## [EXERCISE DIRECTIONS]
Without the pictures, give every record again exactly.

(Data extracted from a collection)
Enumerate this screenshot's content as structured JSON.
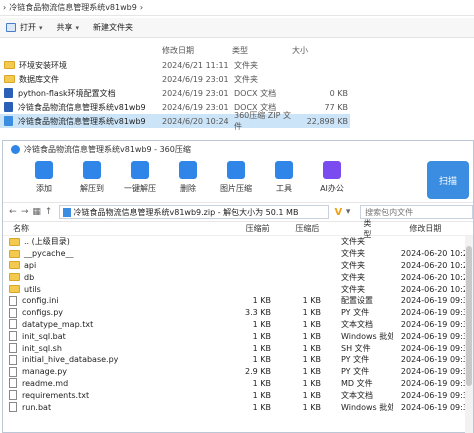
{
  "explorer": {
    "breadcrumb": [
      "冷链食品物流信息管理系统v81wb9"
    ],
    "toolbar": {
      "open": "打开",
      "share": "共享",
      "new_folder": "新建文件夹"
    },
    "columns": {
      "date": "修改日期",
      "type": "类型",
      "size": "大小"
    },
    "rows": [
      {
        "name": "环境安装环境",
        "date": "2024/6/21 11:11",
        "type": "文件夹",
        "size": "",
        "icon": "folder-icon"
      },
      {
        "name": "数据库文件",
        "date": "2024/6/19 23:01",
        "type": "文件夹",
        "size": "",
        "icon": "folder-icon"
      },
      {
        "name": "python-flask环境配置文档",
        "date": "2024/6/19 23:01",
        "type": "DOCX 文档",
        "size": "0 KB",
        "icon": "docx-icon"
      },
      {
        "name": "冷链食品物流信息管理系统v81wb9",
        "date": "2024/6/19 23:01",
        "type": "DOCX 文档",
        "size": "77 KB",
        "icon": "docx-icon"
      },
      {
        "name": "冷链食品物流信息管理系统v81wb9",
        "date": "2024/6/20 10:24",
        "type": "360压缩 ZIP 文件",
        "size": "22,898 KB",
        "icon": "zip-icon",
        "selected": true
      }
    ]
  },
  "zip": {
    "title": "冷链食品物流信息管理系统v81wb9 - 360压缩",
    "tools": [
      {
        "label": "添加",
        "icon": "add-icon",
        "color": "#2f86e8"
      },
      {
        "label": "解压到",
        "icon": "extract-icon",
        "color": "#2f86e8"
      },
      {
        "label": "一键解压",
        "icon": "one-click-extract-icon",
        "color": "#2f86e8"
      },
      {
        "label": "删除",
        "icon": "delete-icon",
        "color": "#2f86e8"
      },
      {
        "label": "图片压缩",
        "icon": "image-compress-icon",
        "color": "#2f86e8"
      },
      {
        "label": "工具",
        "icon": "tools-icon",
        "color": "#2f86e8"
      },
      {
        "label": "AI办公",
        "icon": "ai-icon",
        "color": "#7a4cf0"
      }
    ],
    "scan_label": "扫描",
    "address": "冷链食品物流信息管理系统v81wb9.zip - 解包大小为 50.1 MB",
    "search_placeholder": "搜索包内文件",
    "columns": {
      "name": "名称",
      "compressed": "压缩前",
      "after": "压缩后",
      "type": "类型",
      "date": "修改日期"
    },
    "rows": [
      {
        "name": ".. (上级目录)",
        "before": "",
        "after": "",
        "type": "文件夹",
        "date": "",
        "icon": "folder-icon"
      },
      {
        "name": "__pycache__",
        "before": "",
        "after": "",
        "type": "文件夹",
        "date": "2024-06-20 10:23",
        "icon": "folder-icon"
      },
      {
        "name": "api",
        "before": "",
        "after": "",
        "type": "文件夹",
        "date": "2024-06-20 10:23",
        "icon": "folder-icon"
      },
      {
        "name": "db",
        "before": "",
        "after": "",
        "type": "文件夹",
        "date": "2024-06-20 10:23",
        "icon": "folder-icon"
      },
      {
        "name": "utils",
        "before": "",
        "after": "",
        "type": "文件夹",
        "date": "2024-06-20 10:23",
        "icon": "folder-icon"
      },
      {
        "name": "config.ini",
        "before": "1 KB",
        "after": "1 KB",
        "type": "配置设置",
        "date": "2024-06-19 09:35",
        "icon": "file-icon"
      },
      {
        "name": "configs.py",
        "before": "3.3 KB",
        "after": "1 KB",
        "type": "PY 文件",
        "date": "2024-06-19 09:35",
        "icon": "file-icon"
      },
      {
        "name": "datatype_map.txt",
        "before": "1 KB",
        "after": "1 KB",
        "type": "文本文档",
        "date": "2024-06-19 09:35",
        "icon": "file-icon"
      },
      {
        "name": "init_sql.bat",
        "before": "1 KB",
        "after": "1 KB",
        "type": "Windows 批处理...",
        "date": "2024-06-19 09:35",
        "icon": "file-icon"
      },
      {
        "name": "init_sql.sh",
        "before": "1 KB",
        "after": "1 KB",
        "type": "SH 文件",
        "date": "2024-06-19 09:35",
        "icon": "file-icon"
      },
      {
        "name": "initial_hive_database.py",
        "before": "1 KB",
        "after": "1 KB",
        "type": "PY 文件",
        "date": "2024-06-19 09:35",
        "icon": "file-icon"
      },
      {
        "name": "manage.py",
        "before": "2.9 KB",
        "after": "1 KB",
        "type": "PY 文件",
        "date": "2024-06-19 09:35",
        "icon": "file-icon"
      },
      {
        "name": "readme.md",
        "before": "1 KB",
        "after": "1 KB",
        "type": "MD 文件",
        "date": "2024-06-19 09:35",
        "icon": "file-icon"
      },
      {
        "name": "requirements.txt",
        "before": "1 KB",
        "after": "1 KB",
        "type": "文本文档",
        "date": "2024-06-19 09:35",
        "icon": "file-icon"
      },
      {
        "name": "run.bat",
        "before": "1 KB",
        "after": "1 KB",
        "type": "Windows 批处理...",
        "date": "2024-06-19 09:35",
        "icon": "file-icon"
      }
    ]
  }
}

## [EXERCISE OUTPUT]
Enumerate this screenshot's content as structured JSON.
{
  "explorer": {
    "breadcrumb": [
      "冷链食品物流信息管理系统v81wb9"
    ],
    "toolbar": {
      "open": "打开",
      "share": "共享",
      "new_folder": "新建文件夹"
    },
    "columns": {
      "date": "修改日期",
      "type": "类型",
      "size": "大小"
    },
    "rows": [
      {
        "name": "环境安装环境",
        "date": "2024/6/21 11:11",
        "type": "文件夹",
        "size": "",
        "icon": "folder-icon"
      },
      {
        "name": "数据库文件",
        "date": "2024/6/19 23:01",
        "type": "文件夹",
        "size": "",
        "icon": "folder-icon"
      },
      {
        "name": "python-flask环境配置文档",
        "date": "2024/6/19 23:01",
        "type": "DOCX 文档",
        "size": "0 KB",
        "icon": "docx-icon"
      },
      {
        "name": "冷链食品物流信息管理系统v81wb9",
        "date": "2024/6/19 23:01",
        "type": "DOCX 文档",
        "size": "77 KB",
        "icon": "docx-icon"
      },
      {
        "name": "冷链食品物流信息管理系统v81wb9",
        "date": "2024/6/20 10:24",
        "type": "360压缩 ZIP 文件",
        "size": "22,898 KB",
        "icon": "zip-icon",
        "selected": true
      }
    ]
  },
  "zip": {
    "title": "冷链食品物流信息管理系统v81wb9 - 360压缩",
    "tools": [
      {
        "label": "添加",
        "icon": "add-icon",
        "color": "#2f86e8"
      },
      {
        "label": "解压到",
        "icon": "extract-icon",
        "color": "#2f86e8"
      },
      {
        "label": "一键解压",
        "icon": "one-click-extract-icon",
        "color": "#2f86e8"
      },
      {
        "label": "删除",
        "icon": "delete-icon",
        "color": "#2f86e8"
      },
      {
        "label": "图片压缩",
        "icon": "image-compress-icon",
        "color": "#2f86e8"
      },
      {
        "label": "工具",
        "icon": "tools-icon",
        "color": "#2f86e8"
      },
      {
        "label": "AI办公",
        "icon": "ai-icon",
        "color": "#7a4cf0"
      }
    ],
    "scan_label": "扫描",
    "address": "冷链食品物流信息管理系统v81wb9.zip - 解包大小为 50.1 MB",
    "search_placeholder": "搜索包内文件",
    "columns": {
      "name": "名称",
      "compressed": "压缩前",
      "after": "压缩后",
      "type": "类型",
      "date": "修改日期"
    },
    "rows": [
      {
        "name": ".. (上级目录)",
        "before": "",
        "after": "",
        "type": "文件夹",
        "date": "",
        "icon": "folder-icon"
      },
      {
        "name": "__pycache__",
        "before": "",
        "after": "",
        "type": "文件夹",
        "date": "2024-06-20 10:23",
        "icon": "folder-icon"
      },
      {
        "name": "api",
        "before": "",
        "after": "",
        "type": "文件夹",
        "date": "2024-06-20 10:23",
        "icon": "folder-icon"
      },
      {
        "name": "db",
        "before": "",
        "after": "",
        "type": "文件夹",
        "date": "2024-06-20 10:23",
        "icon": "folder-icon"
      },
      {
        "name": "utils",
        "before": "",
        "after": "",
        "type": "文件夹",
        "date": "2024-06-20 10:23",
        "icon": "folder-icon"
      },
      {
        "name": "config.ini",
        "before": "1 KB",
        "after": "1 KB",
        "type": "配置设置",
        "date": "2024-06-19 09:35",
        "icon": "file-icon"
      },
      {
        "name": "configs.py",
        "before": "3.3 KB",
        "after": "1 KB",
        "type": "PY 文件",
        "date": "2024-06-19 09:35",
        "icon": "file-icon"
      },
      {
        "name": "datatype_map.txt",
        "before": "1 KB",
        "after": "1 KB",
        "type": "文本文档",
        "date": "2024-06-19 09:35",
        "icon": "file-icon"
      },
      {
        "name": "init_sql.bat",
        "before": "1 KB",
        "after": "1 KB",
        "type": "Windows 批处理...",
        "date": "2024-06-19 09:35",
        "icon": "file-icon"
      },
      {
        "name": "init_sql.sh",
        "before": "1 KB",
        "after": "1 KB",
        "type": "SH 文件",
        "date": "2024-06-19 09:35",
        "icon": "file-icon"
      },
      {
        "name": "initial_hive_database.py",
        "before": "1 KB",
        "after": "1 KB",
        "type": "PY 文件",
        "date": "2024-06-19 09:35",
        "icon": "file-icon"
      },
      {
        "name": "manage.py",
        "before": "2.9 KB",
        "after": "1 KB",
        "type": "PY 文件",
        "date": "2024-06-19 09:35",
        "icon": "file-icon"
      },
      {
        "name": "readme.md",
        "before": "1 KB",
        "after": "1 KB",
        "type": "MD 文件",
        "date": "2024-06-19 09:35",
        "icon": "file-icon"
      },
      {
        "name": "requirements.txt",
        "before": "1 KB",
        "after": "1 KB",
        "type": "文本文档",
        "date": "2024-06-19 09:35",
        "icon": "file-icon"
      },
      {
        "name": "run.bat",
        "before": "1 KB",
        "after": "1 KB",
        "type": "Windows 批处理...",
        "date": "2024-06-19 09:35",
        "icon": "file-icon"
      }
    ]
  }
}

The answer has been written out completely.